On our return I went to the Low vision support group where we spoke about  the obstacles around communicating without the feedback of facial expression. And, something I had never thought of …what is my face doing when I talk? I can’t even see my own face in the mirror (which may be a relief for my middle aged wrinkles) .  Also, eye contact is an important portal for social intimacy, as we can communicate through just looking. Children can gain confidence and trust through meaningful glances and encouraging smiles. Reflecting on our family gathering   I really felt like I was missing a channel of communication especially with the kids.

Being two-faced is always a problem, but being no -faced is exceptionally tricky. I find it difficult to aim my nose at people’s faces because they disappear in my central vision and, because my eyes look normal, they think I am seeing them …or think I am maybe high on something!!! It must be a bit weird looking onto eyes that aren’t actually looking back at you.

On discussing this with a mentor she told me that 7% of our communication is relayed through the actual words, 38% of our communication is transmitted through the tone or how we say it and 55% is related through facial expression and body language. Visual impairment thus greatly affects communication and places added hurdles in the way of easy social interaction.

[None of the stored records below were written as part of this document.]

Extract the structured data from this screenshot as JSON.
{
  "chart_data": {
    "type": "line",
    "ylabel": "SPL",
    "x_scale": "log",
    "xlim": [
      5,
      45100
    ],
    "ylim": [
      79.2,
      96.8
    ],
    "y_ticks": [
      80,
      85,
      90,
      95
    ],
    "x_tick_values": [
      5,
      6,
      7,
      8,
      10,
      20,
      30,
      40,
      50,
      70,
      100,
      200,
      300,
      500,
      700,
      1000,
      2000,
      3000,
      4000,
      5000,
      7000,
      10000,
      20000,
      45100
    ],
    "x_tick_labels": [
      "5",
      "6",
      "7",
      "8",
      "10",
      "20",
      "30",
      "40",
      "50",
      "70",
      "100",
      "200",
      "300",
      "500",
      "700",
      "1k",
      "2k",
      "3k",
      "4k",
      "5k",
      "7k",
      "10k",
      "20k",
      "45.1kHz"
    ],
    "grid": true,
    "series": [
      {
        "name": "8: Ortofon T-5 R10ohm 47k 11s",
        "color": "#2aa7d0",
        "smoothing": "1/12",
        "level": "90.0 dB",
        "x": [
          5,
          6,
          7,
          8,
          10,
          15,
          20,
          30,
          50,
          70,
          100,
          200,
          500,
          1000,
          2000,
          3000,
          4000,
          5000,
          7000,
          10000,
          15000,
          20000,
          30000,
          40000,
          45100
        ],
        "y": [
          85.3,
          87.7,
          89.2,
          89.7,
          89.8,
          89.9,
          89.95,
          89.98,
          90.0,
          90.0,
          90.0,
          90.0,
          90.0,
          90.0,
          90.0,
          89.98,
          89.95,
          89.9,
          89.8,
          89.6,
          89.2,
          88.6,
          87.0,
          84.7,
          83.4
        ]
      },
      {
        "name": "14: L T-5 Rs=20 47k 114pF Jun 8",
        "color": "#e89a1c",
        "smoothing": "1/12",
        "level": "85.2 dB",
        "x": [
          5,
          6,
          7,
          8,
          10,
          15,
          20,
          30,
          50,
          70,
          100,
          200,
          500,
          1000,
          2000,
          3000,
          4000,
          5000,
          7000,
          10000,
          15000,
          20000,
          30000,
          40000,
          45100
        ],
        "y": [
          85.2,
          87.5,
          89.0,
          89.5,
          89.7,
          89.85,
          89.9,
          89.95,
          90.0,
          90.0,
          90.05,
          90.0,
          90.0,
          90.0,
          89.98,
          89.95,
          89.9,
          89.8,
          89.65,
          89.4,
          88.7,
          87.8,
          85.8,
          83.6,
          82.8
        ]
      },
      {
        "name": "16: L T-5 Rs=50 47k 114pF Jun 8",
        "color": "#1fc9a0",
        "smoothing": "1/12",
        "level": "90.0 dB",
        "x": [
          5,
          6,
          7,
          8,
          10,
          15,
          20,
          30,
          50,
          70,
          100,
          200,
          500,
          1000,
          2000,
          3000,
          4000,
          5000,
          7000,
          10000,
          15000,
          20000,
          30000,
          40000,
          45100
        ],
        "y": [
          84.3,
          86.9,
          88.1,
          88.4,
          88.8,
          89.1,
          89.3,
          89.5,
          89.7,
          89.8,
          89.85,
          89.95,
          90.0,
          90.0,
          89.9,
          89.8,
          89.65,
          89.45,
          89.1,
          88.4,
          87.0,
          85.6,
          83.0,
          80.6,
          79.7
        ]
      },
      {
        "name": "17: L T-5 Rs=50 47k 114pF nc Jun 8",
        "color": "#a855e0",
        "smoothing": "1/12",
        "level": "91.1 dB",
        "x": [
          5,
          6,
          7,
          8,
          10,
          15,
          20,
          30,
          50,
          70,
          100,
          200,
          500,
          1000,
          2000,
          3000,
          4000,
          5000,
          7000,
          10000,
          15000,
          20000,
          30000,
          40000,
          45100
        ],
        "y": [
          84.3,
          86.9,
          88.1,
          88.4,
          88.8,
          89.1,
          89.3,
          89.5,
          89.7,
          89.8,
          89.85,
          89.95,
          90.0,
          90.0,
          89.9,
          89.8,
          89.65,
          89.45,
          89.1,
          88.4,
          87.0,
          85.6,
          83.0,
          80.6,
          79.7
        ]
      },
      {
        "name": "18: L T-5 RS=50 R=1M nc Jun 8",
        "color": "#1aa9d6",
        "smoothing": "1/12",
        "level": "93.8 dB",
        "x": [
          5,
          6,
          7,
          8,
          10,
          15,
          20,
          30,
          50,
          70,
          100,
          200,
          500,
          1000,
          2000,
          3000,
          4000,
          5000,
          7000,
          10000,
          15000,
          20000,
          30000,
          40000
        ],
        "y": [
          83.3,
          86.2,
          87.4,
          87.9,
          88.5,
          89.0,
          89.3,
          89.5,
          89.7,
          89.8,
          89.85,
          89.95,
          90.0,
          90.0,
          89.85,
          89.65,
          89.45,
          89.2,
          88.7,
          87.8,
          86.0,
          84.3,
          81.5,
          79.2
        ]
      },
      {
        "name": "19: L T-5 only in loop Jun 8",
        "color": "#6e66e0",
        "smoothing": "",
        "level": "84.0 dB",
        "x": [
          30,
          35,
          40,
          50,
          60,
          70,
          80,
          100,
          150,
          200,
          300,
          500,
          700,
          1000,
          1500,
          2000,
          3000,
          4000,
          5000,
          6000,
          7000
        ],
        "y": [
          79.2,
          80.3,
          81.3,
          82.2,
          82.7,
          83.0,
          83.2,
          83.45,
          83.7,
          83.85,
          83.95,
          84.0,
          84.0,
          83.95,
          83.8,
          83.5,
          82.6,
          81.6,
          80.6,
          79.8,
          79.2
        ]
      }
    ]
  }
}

I am very aware of body language and it is easier to see people in winter because clothes usually provide a good colour contrast. I see clothes moving about  and  as long as folk keep their heads above their shoulders, I can aim my nose for the designated  spot. When I see sleeves swinging about, there is generally an animated conversation on the go.

When I am talking to someone and they become still, I can’t always gauge how they are responding. I love it when sounds come out …”sjoe”or,” wow”….or,” hee hee”….or,” aaagh”  ! It is an expressive clue to their facial expression.

I am so grateful for my family and friends who are available for encouragement and help in all social contexts. I don’t know if you realise it, but you ‘smile’ at me by a squeeze from a hand, a touch on the shoulder or a friendly bump on the elbow. My smile-voice is usually loud, slightly over expressive and accompanied by touch.

Let’s face it …vision loss is tough, but love is tougher.